    Finally, I just received my first copy of Heirloom Gardener for Fathers’ Day. Wow! I haven’t been a great fan of gardening magazines since my beloved Gardens for All (National Gardening) went out of print. But this magazine has much of the flavor I’ve missed. So far, the articles I have read are quite good and I feel almost like I’m visiting with the authors, when I read; which is how it was to read Gardens for All. Thank you for such a fine publication (in spite of the name lol).

  6. Great interview man. The arrival of the Baker Creek seed catalog is always an exciting day at my homestead!

  7. Here’s another company I use a lot. They have a crazy selection of medicinal herb seeds. Definitely worth a look.
    https://www.horizonherbs.com/pilot.asp

  8. Dheerecrossing

    I’ve ordered from Baker Creek for the last two years. Their service is wonderful. I’ve had some good and bad luck with the seeds but I’m going to keep trying when ever I see something I like.
    It’s companies like yours and your values that make this country great.

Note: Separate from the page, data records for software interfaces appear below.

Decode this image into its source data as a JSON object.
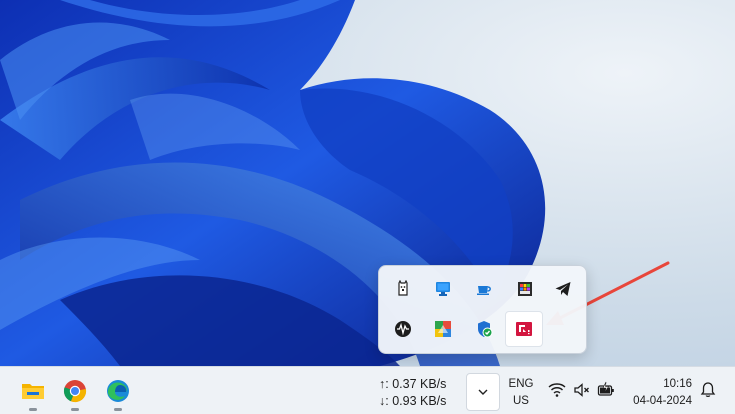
{
  "desktop": {
    "wallpaper": "Windows 11 bloom wallpaper",
    "colors": {
      "bloom_dark": "#0a1f8a",
      "bloom_mid": "#1a4fd6",
      "bloom_light": "#3d86f0",
      "sky": "#dce6f0"
    }
  },
  "tray_popup": {
    "icons": [
      {
        "name": "alpaca-app-icon"
      },
      {
        "name": "monitor-app-icon"
      },
      {
        "name": "coffee-cup-icon"
      },
      {
        "name": "color-chart-app-icon"
      },
      {
        "name": "telegram-icon"
      },
      {
        "name": "audio-wave-icon"
      },
      {
        "name": "colorful-grid-app-icon"
      },
      {
        "name": "windows-security-icon"
      },
      {
        "name": "red-app-icon"
      }
    ],
    "highlighted_icon": "red-app-icon",
    "annotation_color": "#e8463b"
  },
  "taskbar": {
    "apps": [
      {
        "name": "file-explorer-icon"
      },
      {
        "name": "chrome-icon"
      },
      {
        "name": "edge-icon"
      }
    ],
    "network": {
      "upload": "↑: 0.37 KB/s",
      "download": "↓: 0.93 KB/s"
    },
    "language": {
      "line1": "ENG",
      "line2": "US"
    },
    "clock": {
      "time": "10:16",
      "date": "04-04-2024"
    }
  }
}
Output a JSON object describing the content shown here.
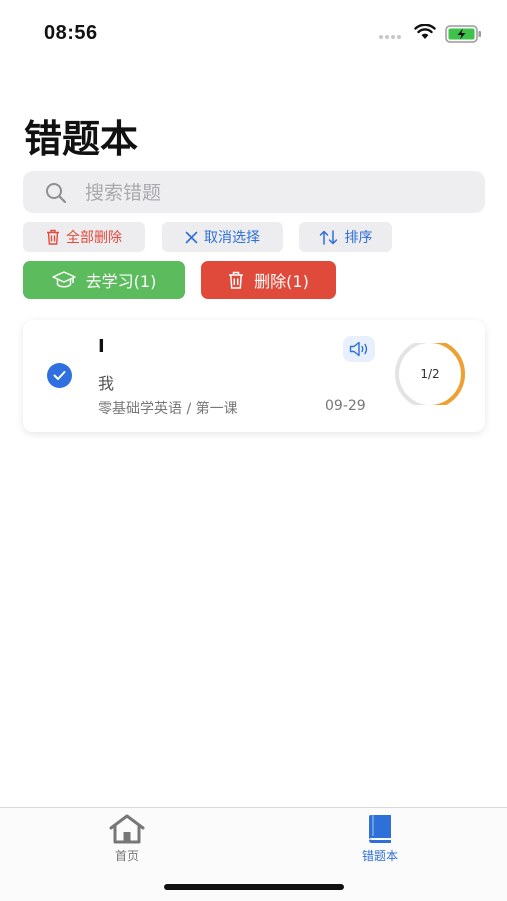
{
  "status_bar": {
    "time": "08:56"
  },
  "page": {
    "title": "错题本"
  },
  "search": {
    "placeholder": "搜索错题"
  },
  "toolbar": {
    "delete_all_label": "全部删除",
    "cancel_select_label": "取消选择",
    "sort_label": "排序"
  },
  "actions": {
    "study_label": "去学习(1)",
    "delete_label": "删除(1)"
  },
  "items": [
    {
      "word": "I",
      "meaning": "我",
      "source": "零基础学英语 / 第一课",
      "date": "09-29",
      "progress_text": "1/2",
      "progress_fraction": 0.5,
      "selected": true
    }
  ],
  "tab_bar": {
    "home_label": "首页",
    "notebook_label": "错题本",
    "active": "notebook"
  },
  "colors": {
    "accent": "#2f6fd8",
    "green": "#5cbb5c",
    "red": "#e04a3b",
    "progress": "#f0a030"
  },
  "icons": [
    "search-icon",
    "trash-icon",
    "close-icon",
    "sort-icon",
    "graduation-cap-icon",
    "speaker-icon",
    "check-icon",
    "home-icon",
    "book-icon",
    "wifi-icon",
    "battery-icon"
  ]
}
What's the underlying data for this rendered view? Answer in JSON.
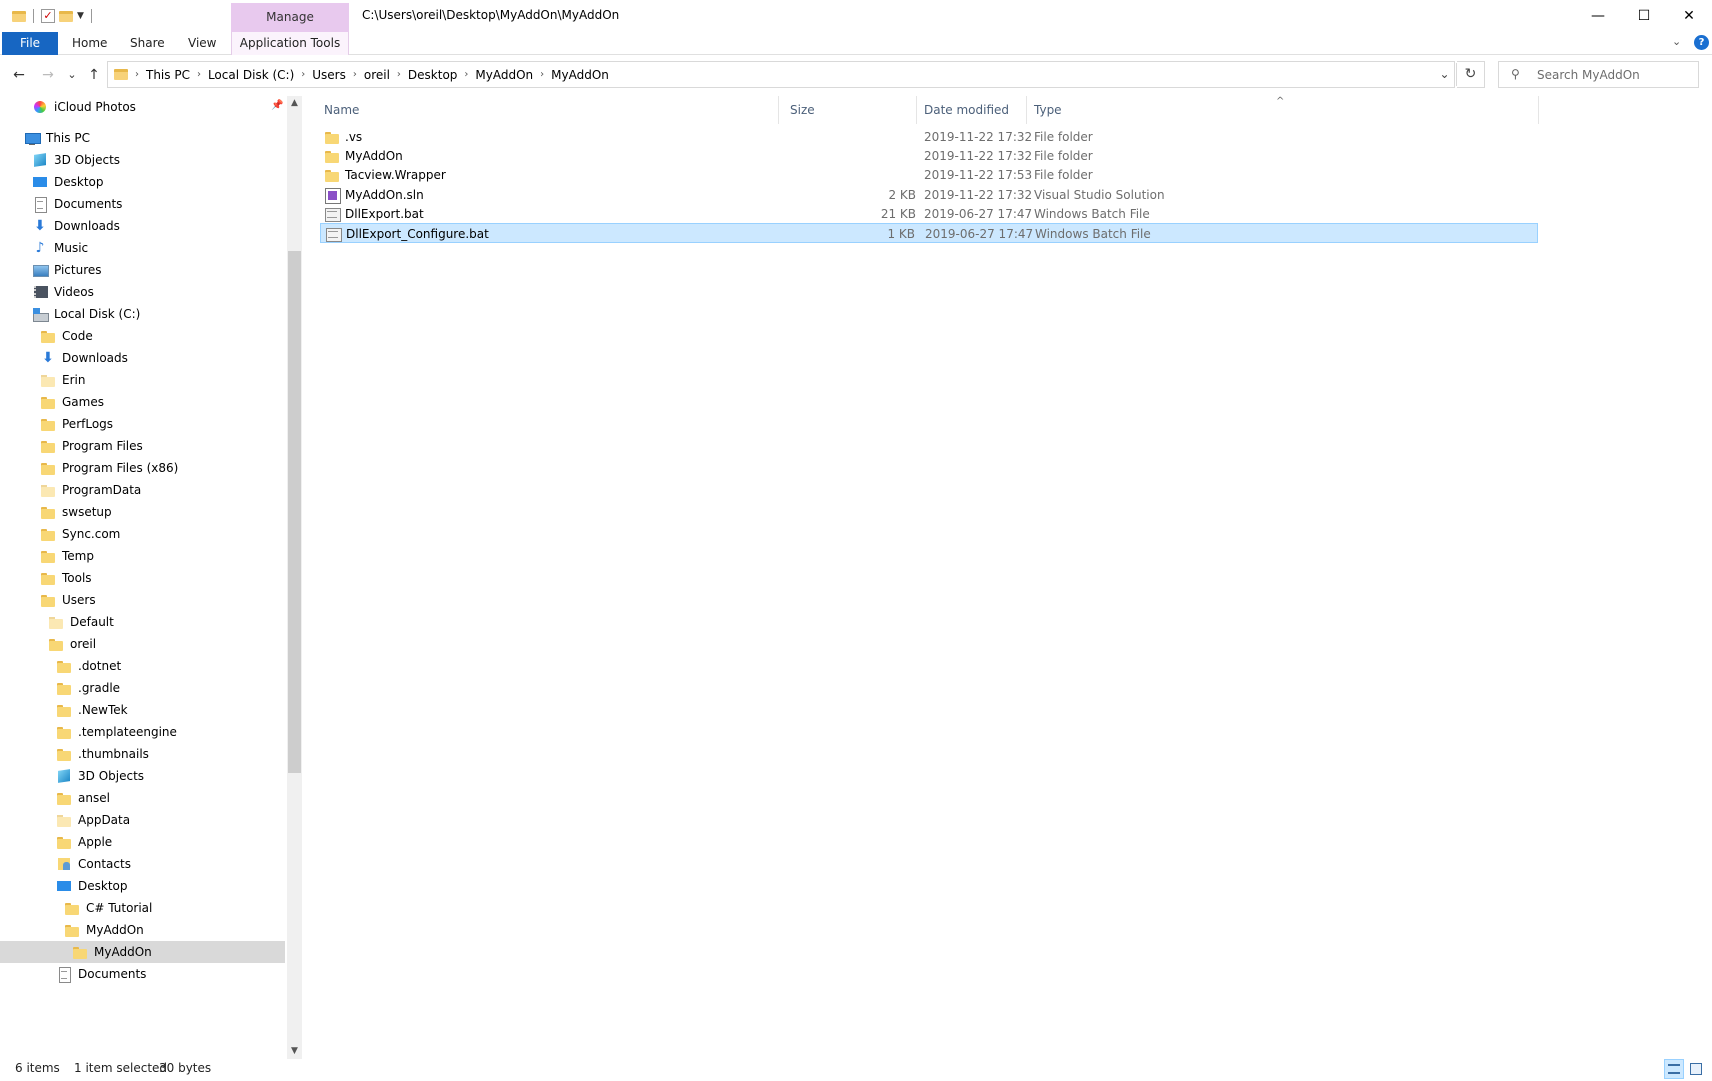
{
  "window": {
    "title_path": "C:\\Users\\oreil\\Desktop\\MyAddOn\\MyAddOn",
    "manage_label": "Manage",
    "minimize": "—",
    "maximize": "☐",
    "close": "✕"
  },
  "ribbon": {
    "tabs": [
      {
        "label": "File"
      },
      {
        "label": "Home"
      },
      {
        "label": "Share"
      },
      {
        "label": "View"
      },
      {
        "label": "Application Tools"
      }
    ],
    "expand_glyph": "⌄",
    "help_glyph": "?"
  },
  "nav": {
    "back": "←",
    "forward": "→",
    "recent": "⌄",
    "up": "↑",
    "breadcrumbs": [
      "This PC",
      "Local Disk (C:)",
      "Users",
      "oreil",
      "Desktop",
      "MyAddOn",
      "MyAddOn"
    ],
    "chevron": "›",
    "dropdown": "⌄",
    "refresh": "↻",
    "search_placeholder": "Search MyAddOn",
    "search_glyph": "⚲"
  },
  "tree": [
    {
      "label": "iCloud Photos",
      "icon": "icloud"
    },
    {
      "label": "This PC",
      "icon": "pc"
    },
    {
      "label": "3D Objects",
      "icon": "cube"
    },
    {
      "label": "Desktop",
      "icon": "desktop"
    },
    {
      "label": "Documents",
      "icon": "doc"
    },
    {
      "label": "Downloads",
      "icon": "download"
    },
    {
      "label": "Music",
      "icon": "music"
    },
    {
      "label": "Pictures",
      "icon": "pictures"
    },
    {
      "label": "Videos",
      "icon": "videos"
    },
    {
      "label": "Local Disk (C:)",
      "icon": "disk"
    },
    {
      "label": "Code",
      "icon": "folder"
    },
    {
      "label": "Downloads",
      "icon": "download"
    },
    {
      "label": "Erin",
      "icon": "folder-pale"
    },
    {
      "label": "Games",
      "icon": "folder"
    },
    {
      "label": "PerfLogs",
      "icon": "folder"
    },
    {
      "label": "Program Files",
      "icon": "folder"
    },
    {
      "label": "Program Files (x86)",
      "icon": "folder"
    },
    {
      "label": "ProgramData",
      "icon": "folder-pale"
    },
    {
      "label": "swsetup",
      "icon": "folder"
    },
    {
      "label": "Sync.com",
      "icon": "folder"
    },
    {
      "label": "Temp",
      "icon": "folder"
    },
    {
      "label": "Tools",
      "icon": "folder"
    },
    {
      "label": "Users",
      "icon": "folder"
    },
    {
      "label": "Default",
      "icon": "folder-pale"
    },
    {
      "label": "oreil",
      "icon": "folder"
    },
    {
      "label": ".dotnet",
      "icon": "folder"
    },
    {
      "label": ".gradle",
      "icon": "folder"
    },
    {
      "label": ".NewTek",
      "icon": "folder"
    },
    {
      "label": ".templateengine",
      "icon": "folder"
    },
    {
      "label": ".thumbnails",
      "icon": "folder"
    },
    {
      "label": "3D Objects",
      "icon": "cube"
    },
    {
      "label": "ansel",
      "icon": "folder"
    },
    {
      "label": "AppData",
      "icon": "folder-pale"
    },
    {
      "label": "Apple",
      "icon": "folder"
    },
    {
      "label": "Contacts",
      "icon": "contacts"
    },
    {
      "label": "Desktop",
      "icon": "desktop"
    },
    {
      "label": "C# Tutorial",
      "icon": "folder"
    },
    {
      "label": "MyAddOn",
      "icon": "folder"
    },
    {
      "label": "MyAddOn",
      "icon": "folder",
      "selected": true
    },
    {
      "label": "Documents",
      "icon": "doc"
    }
  ],
  "columns": {
    "name": "Name",
    "size": "Size",
    "date": "Date modified",
    "type": "Type",
    "sort_glyph": "^"
  },
  "files": [
    {
      "name": ".vs",
      "size": "",
      "date": "2019-11-22 17:32",
      "type": "File folder",
      "icon": "folder"
    },
    {
      "name": "MyAddOn",
      "size": "",
      "date": "2019-11-22 17:32",
      "type": "File folder",
      "icon": "folder"
    },
    {
      "name": "Tacview.Wrapper",
      "size": "",
      "date": "2019-11-22 17:53",
      "type": "File folder",
      "icon": "folder"
    },
    {
      "name": "MyAddOn.sln",
      "size": "2 KB",
      "date": "2019-11-22 17:32",
      "type": "Visual Studio Solution",
      "icon": "sln"
    },
    {
      "name": "DllExport.bat",
      "size": "21 KB",
      "date": "2019-06-27 17:47",
      "type": "Windows Batch File",
      "icon": "bat"
    },
    {
      "name": "DllExport_Configure.bat",
      "size": "1 KB",
      "date": "2019-06-27 17:47",
      "type": "Windows Batch File",
      "icon": "bat",
      "selected": true
    }
  ],
  "status": {
    "items": "6 items",
    "selected": "1 item selected",
    "bytes": "30 bytes"
  }
}
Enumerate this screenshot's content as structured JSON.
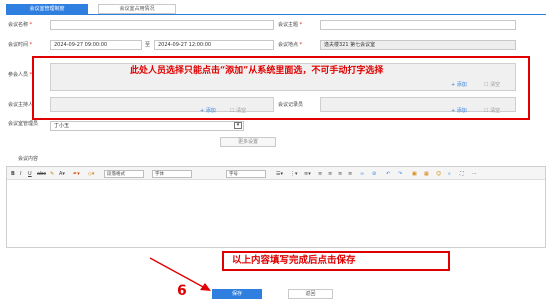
{
  "tabs": [
    {
      "label": "会议室管理制度",
      "active": true
    },
    {
      "label": "会议室占用情况",
      "active": false
    }
  ],
  "form": {
    "name_label": "会议名称",
    "subject_label": "会议主题",
    "time_label": "会议时间",
    "start_time": "2024-09-27 09:00:00",
    "time_sep": "至",
    "end_time": "2024-09-27 12:00:00",
    "location_label": "会议地点",
    "location_value": "逸夫楼321 第七会议室",
    "attendees_label": "参会人员",
    "host_label": "会议主持人",
    "recorder_label": "会议记录员",
    "manager_label": "会议室管理员",
    "manager_value": "丁小玉",
    "required_mark": "*",
    "add_label": "+ 添加",
    "clear_label": "☐ 清空",
    "more_label": "更多设置",
    "content_label": "会议内容"
  },
  "editor_toolbar": {
    "paragraph_format": "段落格式",
    "font_family": "字体",
    "font_size": "字号"
  },
  "annotations": {
    "top_note": "此处人员选择只能点击“添加”从系统里面选，不可手动打字选择",
    "bottom_note": "以上内容填写完成后点击保存",
    "step_number": "6"
  },
  "buttons": {
    "save": "保存",
    "back": "返回"
  },
  "colors": {
    "accent": "#2f7fe0",
    "annotation_red": "#e00000"
  },
  "icons": [
    "bold-icon",
    "italic-icon",
    "underline-icon",
    "strikethrough-icon",
    "format-painter-icon",
    "font-color-icon",
    "highlight-icon",
    "eraser-icon",
    "line-height-icon",
    "ordered-list-icon",
    "unordered-list-icon",
    "align-left-icon",
    "align-center-icon",
    "align-right-icon",
    "justify-icon",
    "link-icon",
    "unlink-icon",
    "undo-icon",
    "redo-icon",
    "image-icon",
    "table-icon",
    "emoji-icon",
    "fullscreen-icon",
    "preview-icon",
    "code-icon",
    "dropdown-arrow-icon"
  ]
}
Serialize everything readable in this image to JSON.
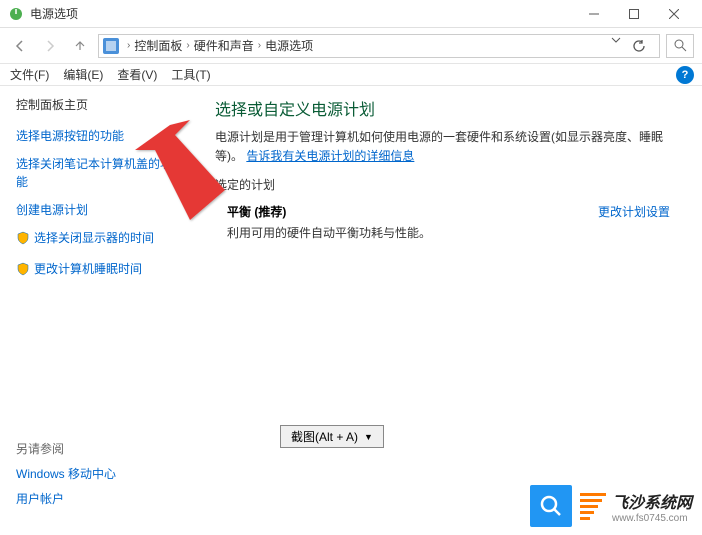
{
  "window": {
    "title": "电源选项"
  },
  "breadcrumb": {
    "items": [
      "控制面板",
      "硬件和声音",
      "电源选项"
    ]
  },
  "menu": {
    "file": "文件(F)",
    "edit": "编辑(E)",
    "view": "查看(V)",
    "tools": "工具(T)"
  },
  "sidebar": {
    "home": "控制面板主页",
    "links": [
      "选择电源按钮的功能",
      "选择关闭笔记本计算机盖的功能",
      "创建电源计划",
      "选择关闭显示器的时间",
      "更改计算机睡眠时间"
    ],
    "see_also_title": "另请参阅",
    "see_also": [
      "Windows 移动中心",
      "用户帐户"
    ]
  },
  "main": {
    "title": "选择或自定义电源计划",
    "desc_prefix": "电源计划是用于管理计算机如何使用电源的一套硬件和系统设置(如显示器亮度、睡眠等)。",
    "desc_link": "告诉我有关电源计划的详细信息",
    "section": "选定的计划",
    "plan_name": "平衡 (推荐)",
    "plan_desc": "利用可用的硬件自动平衡功耗与性能。",
    "plan_settings": "更改计划设置"
  },
  "capture": {
    "label": "截图(Alt + A)"
  },
  "watermark": {
    "brand": "飞沙系统网",
    "url": "www.fs0745.com"
  }
}
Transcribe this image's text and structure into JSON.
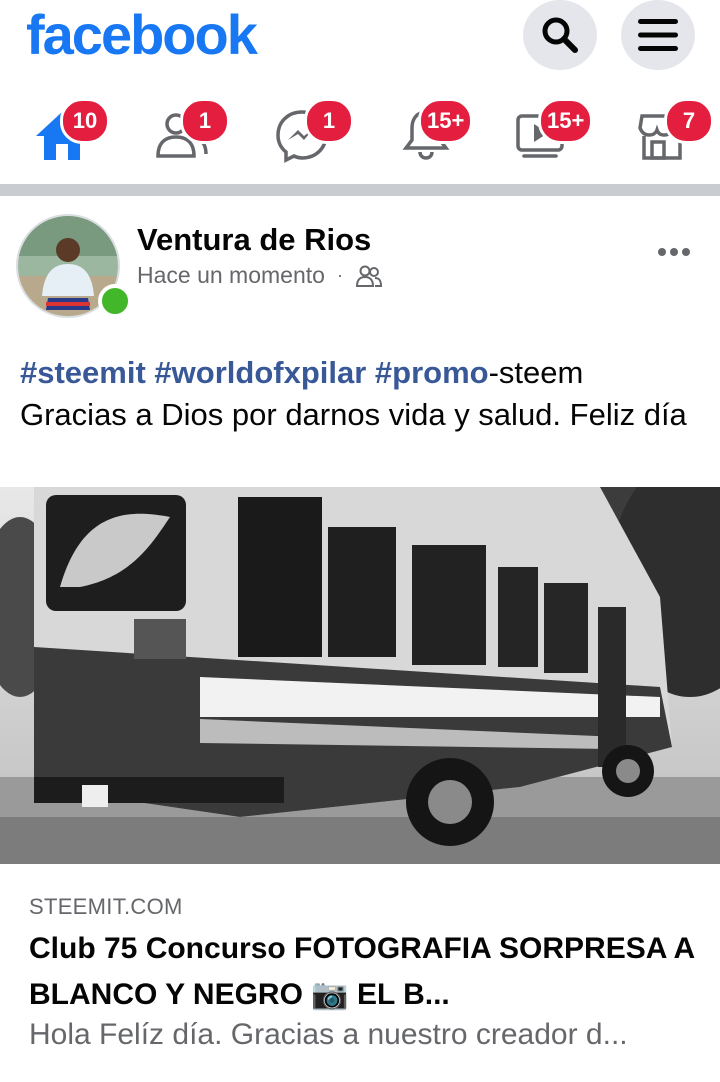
{
  "header": {
    "logo": "facebook",
    "search_icon": "search-icon",
    "menu_icon": "hamburger-menu-icon"
  },
  "nav": [
    {
      "icon": "home-icon",
      "badge": "10",
      "active": true
    },
    {
      "icon": "friends-icon",
      "badge": "1"
    },
    {
      "icon": "messenger-icon",
      "badge": "1"
    },
    {
      "icon": "bell-icon",
      "badge": "15+"
    },
    {
      "icon": "watch-icon",
      "badge": "15+"
    },
    {
      "icon": "marketplace-icon",
      "badge": "7"
    }
  ],
  "post": {
    "author": "Ventura de Rios",
    "time": "Hace un momento",
    "dot": "·",
    "audience_icon": "friends-audience-icon",
    "tags": [
      "#steemit",
      "#worldofxpilar",
      "#promo"
    ],
    "text_after_tags": "-steem",
    "body": "Gracias a Dios por darnos vida y salud. Feliz día",
    "photo_icon": "bus-photo"
  },
  "link": {
    "domain": "STEEMIT.COM",
    "title": "Club 75 Concurso FOTOGRAFIA SORPRESA A BLANCO Y NEGRO 📷 EL B...",
    "description": "Hola Felíz día. Gracias a nuestro creador d..."
  },
  "colors": {
    "brand": "#1877f2",
    "badge": "#e41e3f",
    "hashtag": "#385898",
    "online": "#42b72a"
  }
}
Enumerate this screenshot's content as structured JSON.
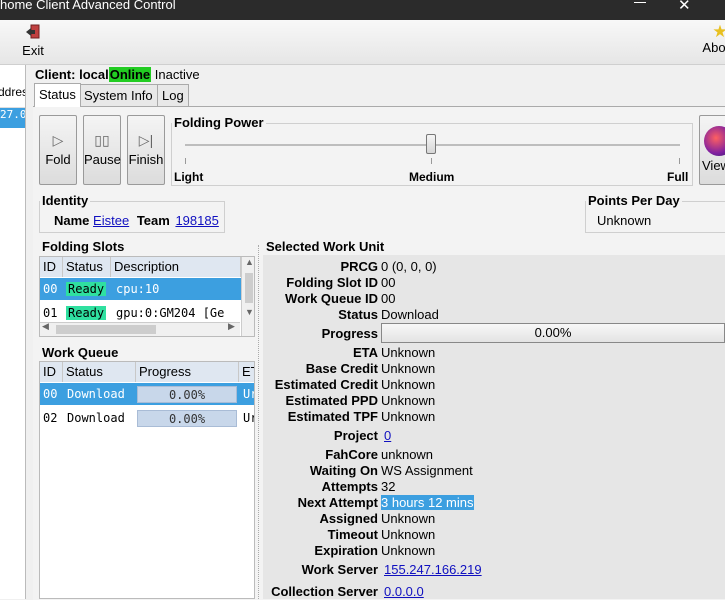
{
  "window": {
    "title": "home Client Advanced Control"
  },
  "toolbar": {
    "exit_label": "Exit",
    "about_label": "Abo"
  },
  "left": {
    "header": "ddres",
    "selected": "27.0"
  },
  "client": {
    "prefix": "Client:",
    "name": "local",
    "status": "Online",
    "state": "Inactive"
  },
  "tabs": [
    "Status",
    "System Info",
    "Log"
  ],
  "controls": {
    "fold": "Fold",
    "pause": "Pause",
    "finish": "Finish",
    "viewer": "View"
  },
  "folding_power": {
    "title": "Folding Power",
    "low": "Light",
    "mid": "Medium",
    "high": "Full",
    "level": 0.5
  },
  "identity": {
    "title": "Identity",
    "name_label": "Name",
    "name": "Eistee",
    "team_label": "Team",
    "team": "198185"
  },
  "ppd": {
    "title": "Points Per Day",
    "value": "Unknown"
  },
  "folding_slots": {
    "title": "Folding Slots",
    "columns": [
      "ID",
      "Status",
      "Description"
    ],
    "rows": [
      {
        "id": "00",
        "status": "Ready",
        "description": "cpu:10"
      },
      {
        "id": "01",
        "status": "Ready",
        "description": "gpu:0:GM204 [Ge"
      }
    ]
  },
  "work_queue": {
    "title": "Work Queue",
    "columns": [
      "ID",
      "Status",
      "Progress",
      "ET"
    ],
    "rows": [
      {
        "id": "00",
        "status": "Download",
        "progress": "0.00%",
        "eta": "Ur"
      },
      {
        "id": "02",
        "status": "Download",
        "progress": "0.00%",
        "eta": "Ur"
      }
    ]
  },
  "work_unit": {
    "title": "Selected Work Unit",
    "prcg_label": "PRCG",
    "prcg": "0 (0, 0, 0)",
    "slot_label": "Folding Slot ID",
    "slot": "00",
    "queue_label": "Work Queue ID",
    "queue": "00",
    "status_label": "Status",
    "status": "Download",
    "progress_label": "Progress",
    "progress": "0.00%",
    "eta_label": "ETA",
    "eta": "Unknown",
    "base_credit_label": "Base Credit",
    "base_credit": "Unknown",
    "est_credit_label": "Estimated Credit",
    "est_credit": "Unknown",
    "est_ppd_label": "Estimated PPD",
    "est_ppd": "Unknown",
    "est_tpf_label": "Estimated TPF",
    "est_tpf": "Unknown",
    "project_label": "Project",
    "project": "0",
    "fahcore_label": "FahCore",
    "fahcore": "unknown",
    "waiting_label": "Waiting On",
    "waiting": "WS Assignment",
    "attempts_label": "Attempts",
    "attempts": "32",
    "next_attempt_label": "Next Attempt",
    "next_attempt": "3 hours 12 mins",
    "assigned_label": "Assigned",
    "assigned": "Unknown",
    "timeout_label": "Timeout",
    "timeout": "Unknown",
    "expiration_label": "Expiration",
    "expiration": "Unknown",
    "work_server_label": "Work Server",
    "work_server": "155.247.166.219",
    "collection_server_label": "Collection Server",
    "collection_server": "0.0.0.0"
  },
  "colors": {
    "online": "#22cc22",
    "selection": "#3c9fe0",
    "ready": "#2fe0a0"
  }
}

  9. A couple of years ago we held a workshop on composting and gardening for 800 women in El Salvador. Baker Creek donated Amaranth and Long Beans for us to give to each one of the ladies who attended and even years later their gift continues to produce here in El Salvador. They are amazing people and we appreciate there generosity. They are the real deal!